Help, my cow is drying up!

Discussion in 'Cattle' started by Homestead Mom, May 24, 2005.

  1. Homestead Mom

    Homestead Mom Member

    Dec 30, 2004
    We have a Jersey/holstein cow, about 6 years old. She freshened about 2 1/2 months ago. We bought her and the calf right after she freshened. She was very thin, because she hadn't been grained at all. She is on green grass and some grain at milking time. She has been putting on weight and looking better. Calf has been doing great on bottle. Anyway, about a week ago, her milk production started decreasing. She had been giving 4 -5 gallons a day. A couple days ago she was off feed and had diarrhea for a day, but is better now. Tonight her milk didn't even cover the bottom of the milk pail. She doesn't seem sick. We have been milking one year and she is our second cow (we're still milking the first one, too). Also, we don't think she has come into heat yet. Any help anyone could offer would be greatly appreciated. We don't have a decent vet around here, so we're kind of on our own. Thank you.
  2. myersfarm

    myersfarm Dariy Calf Raiser

    Dec 23, 2004
    so she was giving 4 to 5 gallons a day then in one day she when to nothing...or did it just graually go to nothing........sure if in a field another calf not getting much grain and what kind are you feeding...i have milk her bag hot to touch or hard?

  3. Milking Mom

    Milking Mom COTTON EYED DOES

    Oct 2, 2004
    Could be the onset of milkfever. I would get some CMPK injectable from the vet and give her a total of 50cc in 2 different locations, like on either side of the abdoman just behind the last rib. (25ccs each), sub q (under the skin) once a day for 5 days. It is best to make sure the CMPK injectable is body temperature or at least not cold. Make sure she is getting plenty of water to drink and is not dehydrating. If you have some propolyne glycol you can give her about 60 ccs of that every day too orally, by mouth. You can give her a tube of CMPK gel instead of the injectable if you want. You have to have a gun for the large tube, one of our old TBZ guns worked on mine. Looks like a caulking gun sort of. Give her the whole tube the first day, then half a tube for the next 4 days. Make sure she is getting nice alfalfa hay (calcium) or some alfalfa pellets. How much grain is she getting as she is being milked? She needs enough to feed her and keep her body condition (or build body condition in this case) and enough to make milk. She was very thin, started putting all her own body's calcium into making milk and now if her body is depleted of its calcium supply she can't make milk. It will eventually kill her if her calcium supply isn't brought back up. Do not milk her out the day you give her the first dose, then only milk half for the duration of treatment, then go back to milking her out completely IF her production is climbing. Keep an eye on her and make sure that if she starts to go off feed again, don't deplete all of her calcium and you may have to give some more CMPK until she gets back on her feet. Has she been wormed recently. If not I would do that also. Do you have a mineral lick out for her?
  4. willow_girl

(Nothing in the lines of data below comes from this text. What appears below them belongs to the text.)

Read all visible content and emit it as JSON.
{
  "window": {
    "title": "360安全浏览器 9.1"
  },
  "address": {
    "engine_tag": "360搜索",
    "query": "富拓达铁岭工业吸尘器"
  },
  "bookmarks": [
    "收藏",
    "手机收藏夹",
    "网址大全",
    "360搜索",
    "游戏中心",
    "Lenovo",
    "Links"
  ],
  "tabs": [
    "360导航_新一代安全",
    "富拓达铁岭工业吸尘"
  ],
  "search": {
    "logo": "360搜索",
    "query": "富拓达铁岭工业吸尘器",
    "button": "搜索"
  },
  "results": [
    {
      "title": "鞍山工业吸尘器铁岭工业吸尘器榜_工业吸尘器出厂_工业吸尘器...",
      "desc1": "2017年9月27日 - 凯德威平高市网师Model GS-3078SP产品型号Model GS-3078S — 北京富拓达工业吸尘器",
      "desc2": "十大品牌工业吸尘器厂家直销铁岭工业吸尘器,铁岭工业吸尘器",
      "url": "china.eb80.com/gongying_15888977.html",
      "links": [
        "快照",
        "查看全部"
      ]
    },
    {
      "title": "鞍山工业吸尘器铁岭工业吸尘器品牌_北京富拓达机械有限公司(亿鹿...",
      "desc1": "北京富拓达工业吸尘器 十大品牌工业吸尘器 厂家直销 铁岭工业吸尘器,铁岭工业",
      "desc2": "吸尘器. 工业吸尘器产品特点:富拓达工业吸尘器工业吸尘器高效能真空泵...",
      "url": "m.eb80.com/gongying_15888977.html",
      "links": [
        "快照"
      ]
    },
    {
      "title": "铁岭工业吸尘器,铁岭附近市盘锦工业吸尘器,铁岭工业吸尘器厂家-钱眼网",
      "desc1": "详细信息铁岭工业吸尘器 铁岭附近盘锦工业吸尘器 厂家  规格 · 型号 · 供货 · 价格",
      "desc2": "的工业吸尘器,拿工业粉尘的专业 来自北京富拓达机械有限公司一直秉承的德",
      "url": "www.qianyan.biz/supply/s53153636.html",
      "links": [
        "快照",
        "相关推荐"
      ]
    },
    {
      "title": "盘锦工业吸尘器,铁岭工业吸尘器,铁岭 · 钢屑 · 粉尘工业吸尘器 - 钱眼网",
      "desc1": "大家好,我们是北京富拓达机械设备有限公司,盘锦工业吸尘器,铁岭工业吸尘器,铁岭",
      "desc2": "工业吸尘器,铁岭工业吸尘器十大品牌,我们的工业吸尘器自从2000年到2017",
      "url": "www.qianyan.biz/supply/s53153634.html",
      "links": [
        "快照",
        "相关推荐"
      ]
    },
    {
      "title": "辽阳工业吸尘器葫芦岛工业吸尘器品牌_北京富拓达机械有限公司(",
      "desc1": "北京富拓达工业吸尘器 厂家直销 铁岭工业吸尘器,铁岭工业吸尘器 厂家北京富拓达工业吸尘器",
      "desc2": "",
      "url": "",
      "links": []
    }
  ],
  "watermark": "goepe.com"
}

    willow_girl Very Dairy

    Dec 7, 2002
    Dysfunction Junction
    Has she been tested for Johne's? I don't mean to scare you, but she has many of the symptoms. It can be diagnosed via a fecal or milk sample. This will need to be done through a vet, but you can probably just take in a sample and they will send it out for analysis. If she is positive, the calf is likely to be infected if it has been drinking her milk. The bacteria that causes Johne's also has been found in the guts of people who have Crohn's disease, and it is not reliably eliminated by pasteurization.

    Again, I don't mean to scare you, but I lost a cow to Johne's last year. If this is what's wrong with her, you could waste a lot of time and money treating her for other things to no avail.

    Good luck and I really hope I'm wrong on this one!
  5. evermoor

    evermoor Well-Known Member

    Nov 20, 2004
    DEfinately have a Johnes test done. It really is worth it in the long run. If positive or high get rid of her ASAP. She could also have a DA ( displaced abomasum). If you have a stethascope listen to her stomach, in the "hollow area" below the short ribs. You should hear a gurgling every thirty seconds or so. Compare it to the healthy cow. If it is reallly quiet or really fast something is wrong. If it is gurgling fast, and has the runs Give her carmelax or kaopectate (SP?). IF it is quiet flick her sides between the ribs with your finger. If you hear a sound that is similiar to a glass filled ballon or metallic twing it could be a DA. It is when the abomassum floats up and twists off the stomach. Generally you need to do a surgery. You can try drenching her with brown sugar,for energy, yougurt for the good bugs, or get a keto gel and probios tube at the farm store. This is just an idea